Heart in a box
Got a live one. Here’s a macabre story, though a life saver.
I always thought it was weird to see Styrofoam ice chests sitting outside a surgery room, or being carried around a hospital. I suspected often the contents are donor organs on their way to a waiting patient.
They can’t get there too soon because the longer the wait, the more they deteriorate.
Now, someone has invented a way to keep a heart pumping and warm right up until surgery. No need to put it on ice. Keeping it alive is a preferred option with all sorts of benefits.
“Warm, beating hearts offer new hope for transplants
Doctors testing experimental technique that eliminates mad rush to ship organs
By ALICIA CHANG
LOS ANGELES — Andrea Ybarra's donated heart was beating rhythmically by the time she awoke from the grogginess of her surgery.

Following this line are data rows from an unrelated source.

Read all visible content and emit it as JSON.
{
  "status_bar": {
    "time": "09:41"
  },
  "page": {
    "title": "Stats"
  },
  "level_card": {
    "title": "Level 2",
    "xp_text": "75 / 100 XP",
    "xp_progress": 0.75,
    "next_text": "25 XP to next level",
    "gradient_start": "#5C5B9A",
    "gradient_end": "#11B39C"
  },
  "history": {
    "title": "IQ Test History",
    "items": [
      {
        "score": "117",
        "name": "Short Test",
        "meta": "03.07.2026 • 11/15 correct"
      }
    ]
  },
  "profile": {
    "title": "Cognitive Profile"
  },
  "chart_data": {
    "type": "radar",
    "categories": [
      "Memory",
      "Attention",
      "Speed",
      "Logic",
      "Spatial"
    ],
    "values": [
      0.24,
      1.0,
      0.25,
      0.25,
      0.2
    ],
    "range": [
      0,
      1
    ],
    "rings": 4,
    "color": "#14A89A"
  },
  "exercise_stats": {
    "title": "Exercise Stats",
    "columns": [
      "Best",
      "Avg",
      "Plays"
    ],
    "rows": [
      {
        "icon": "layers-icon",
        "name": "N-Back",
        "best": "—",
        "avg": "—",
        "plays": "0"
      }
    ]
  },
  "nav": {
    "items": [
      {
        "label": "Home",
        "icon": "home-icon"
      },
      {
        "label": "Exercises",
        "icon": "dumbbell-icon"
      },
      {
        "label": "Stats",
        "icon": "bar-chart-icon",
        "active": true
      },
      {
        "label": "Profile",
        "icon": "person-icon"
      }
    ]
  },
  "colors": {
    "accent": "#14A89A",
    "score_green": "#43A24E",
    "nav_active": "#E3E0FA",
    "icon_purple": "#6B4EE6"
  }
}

Lub-dub. Lub-dub. Lub-dub. In fact, it was warm and pumping even before doctors transplanted it.
Ybarra belongs to a small group of people who have had a "beating heart" transplant, an experimental operation that's mostly been done in Europe. The donor heart is placed into a special box that feeds it blood and keeps it warm and ticking outside the body.
"I felt peaceful when I woke up. I wasn't scared," recalled the 40-year-old from Los Angeles who suffers from lupus. "It felt like the heart was a part of me all the time."
Despite advances in heart transplantation, the way hearts are moved around the United States and most places remains low-tech.
A team of doctors and organ recovery specialists stuffs an off-the-shelf picnic cooler with ice and jets off at odd hours to a donor hospital where a heart from a brain-dead patient awaits. They inject a chemical to stop the organ and preserve it in the ice chest for the trip home.
Once a heart is harvested, it's a race against time. A heart can stay fresh in the cooler for 4 to 6 hours before it starts to deteriorate. Because of this constraint, doctors can't travel too far to heart-hunt.
It's been done this way for more than four decades, ever since the first U.S. heart transplant was performed on Dec. 6, 1967.
Delays can mean death or disease
Research has shown that the longer it takes to remove a heart and transplant it, the greater the patient's chance of death or heart disease.
But what if a heart could beat on its own after removal from a cadaver?
It may sound a bit macabre, more like an Edgar Allan Poe story. The new high-tech heart box circulates blood from the donor to the heart so that it continues throbbing while in transit from hospital to hospital.
Based on some success overseas, the University of California, Los Angeles is currently heading an experiment along with several other schools that compares the safety and effectiveness of the new preservation method versus the standard cooler.
If the new technology succeeds in preserving hearts longer, it could change the field, experts say.
No longer will patients be limited by location. Doctors could make cross-country heart runs without worrying about how long it takes. Hearts are now given first to people on the waiting list who live near where the donor is hospitalized. If there's no match, then the circle widens until a recipient is found.
"The rush factor will be taken out. I can go all the way to the West Coast to get a heart," said Dr. Bruce Rosengard of Massachusetts General Hospital, who performed the first beating heart transplant in the United Kingdom in 2006.
It may also potentially help ease the organ shortage crisis. Some 3,000 Americans are currently on the heart transplant waiting list. Last year, 359 died waiting for a heart — almost one person a day.
The thinking is that hearts may be in better condition if they're kept beating instead of being cooled in ice. And if hearts can be monitored outside the body, proponents say this may help increase the organ pool by allowing less-than-perfect hearts to be transplanted.
When a heart becomes available
Ybarra's surgery began like any other. The call came in to Ronald Reagan UCLA Medical Center shortly before 4 p.m. on Aug. 24. There is a heart available. Do you have a match?
The transplant team dialed Ybarra. Her lupus, an immune system disease in which the body attacks its own organs, had ravaged her heart, leaving it enlarged and weak. She desperately needed a transplant.
The following day, a brigade of doctors and technicians set off before dawn by limo to the Van Nuys Airport to board a private jet to the donor hospital in the Palm Springs area east of Los Angeles.
Since Ybarra signed up to be part of the beating heart experiment, she had a 50-50 chance of having the new operation.”